The Suggested Retail value assumes that the vehicle has been fully reconditioned and has a clean title history. The Suggested Retail value also allows for advertising, sales commissions, insurance and other costs of doing business as a dealer. Most vehicles offered at this price have passed an inspection, and some may carry a warranty. Vehicle mileage is assumed to be normal or below normal.
Best Bets get above-average mpg, class-average or better reliability, class-average or better crash-test ratings, and our recommendation.
By Cars.com Staff
February 15, 2011
This new mid-engine two-seater is radical looking no matter which angle you view it from. From the front, the trailing headlight LEDs and strange slits in the bodywork are completely original and quite outrageous. While they're unique looking, they still speak to the Ferrari faithful.
Far more provocative, however, is the rear and its voluptuous fender. The profile is probably the shot that's most distressing to Ferrari fans because the back half looks enormous compared to the car's hood.
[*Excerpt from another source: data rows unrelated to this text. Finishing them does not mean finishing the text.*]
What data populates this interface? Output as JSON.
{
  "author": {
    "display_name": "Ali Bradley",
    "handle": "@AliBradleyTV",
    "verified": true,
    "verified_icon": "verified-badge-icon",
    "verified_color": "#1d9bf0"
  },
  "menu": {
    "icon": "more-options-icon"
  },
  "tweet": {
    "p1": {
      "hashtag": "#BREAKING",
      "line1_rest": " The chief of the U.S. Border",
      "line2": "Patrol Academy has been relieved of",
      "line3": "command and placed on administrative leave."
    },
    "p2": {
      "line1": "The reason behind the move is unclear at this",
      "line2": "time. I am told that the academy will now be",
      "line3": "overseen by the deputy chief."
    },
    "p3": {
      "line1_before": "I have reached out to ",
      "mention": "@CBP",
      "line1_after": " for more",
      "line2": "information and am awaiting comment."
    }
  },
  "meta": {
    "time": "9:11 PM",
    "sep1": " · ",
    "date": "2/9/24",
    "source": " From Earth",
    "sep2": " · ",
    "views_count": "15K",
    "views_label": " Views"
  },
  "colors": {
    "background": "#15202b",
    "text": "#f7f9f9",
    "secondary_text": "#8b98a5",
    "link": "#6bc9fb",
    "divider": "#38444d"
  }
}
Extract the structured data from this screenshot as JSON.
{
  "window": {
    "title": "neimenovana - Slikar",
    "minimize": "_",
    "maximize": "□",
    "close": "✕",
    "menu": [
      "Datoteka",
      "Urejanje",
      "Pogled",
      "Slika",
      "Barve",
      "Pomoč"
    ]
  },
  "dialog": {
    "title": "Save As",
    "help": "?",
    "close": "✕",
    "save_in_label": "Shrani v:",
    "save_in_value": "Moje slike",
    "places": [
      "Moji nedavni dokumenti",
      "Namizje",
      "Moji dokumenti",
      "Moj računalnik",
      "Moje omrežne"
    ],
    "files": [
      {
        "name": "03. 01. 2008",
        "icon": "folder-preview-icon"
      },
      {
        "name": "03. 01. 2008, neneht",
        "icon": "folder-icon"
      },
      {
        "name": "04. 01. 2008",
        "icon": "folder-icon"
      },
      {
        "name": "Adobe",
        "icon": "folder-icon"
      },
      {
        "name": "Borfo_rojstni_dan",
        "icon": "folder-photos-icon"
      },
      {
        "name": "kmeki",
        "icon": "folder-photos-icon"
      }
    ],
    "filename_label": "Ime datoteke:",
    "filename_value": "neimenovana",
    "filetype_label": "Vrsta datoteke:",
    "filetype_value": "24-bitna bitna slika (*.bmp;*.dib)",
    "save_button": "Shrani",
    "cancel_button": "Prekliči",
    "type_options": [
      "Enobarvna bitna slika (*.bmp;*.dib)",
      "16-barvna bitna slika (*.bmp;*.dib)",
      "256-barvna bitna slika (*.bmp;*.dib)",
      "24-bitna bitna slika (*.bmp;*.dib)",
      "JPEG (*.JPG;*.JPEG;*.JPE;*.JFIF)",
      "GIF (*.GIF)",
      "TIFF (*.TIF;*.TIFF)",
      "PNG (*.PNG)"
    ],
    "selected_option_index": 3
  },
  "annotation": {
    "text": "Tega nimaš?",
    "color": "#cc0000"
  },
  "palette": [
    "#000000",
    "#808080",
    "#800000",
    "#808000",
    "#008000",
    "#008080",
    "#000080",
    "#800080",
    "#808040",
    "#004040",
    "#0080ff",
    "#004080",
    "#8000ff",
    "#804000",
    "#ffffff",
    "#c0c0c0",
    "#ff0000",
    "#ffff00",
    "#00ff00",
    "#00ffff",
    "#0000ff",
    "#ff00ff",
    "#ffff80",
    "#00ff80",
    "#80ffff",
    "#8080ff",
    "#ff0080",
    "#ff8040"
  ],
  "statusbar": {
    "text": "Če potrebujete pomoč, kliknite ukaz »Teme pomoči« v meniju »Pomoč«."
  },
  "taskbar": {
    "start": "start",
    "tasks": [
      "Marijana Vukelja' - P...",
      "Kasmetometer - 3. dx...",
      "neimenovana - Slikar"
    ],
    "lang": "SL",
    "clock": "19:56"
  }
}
Of course, it's still a Ferrari and that means it can perform as well as strain gawkers' necks. The V-8 engine is good for 570 horsepower and a zero-to-62 time of 3.4 seconds, which is about as fast as anyone can expect to go in a car today that doesn't shoot flames out the back. A seven-speed dual-clutch transmission is controlled only by paddle shifters on the racing-inspired steering wheel, and dual electronic gauges frame a center tachometer, which says this is a serious performance machine.
Because the engine sits behind the seats the weight is balanced 42/58 front to rear, which should make for fun days at the track.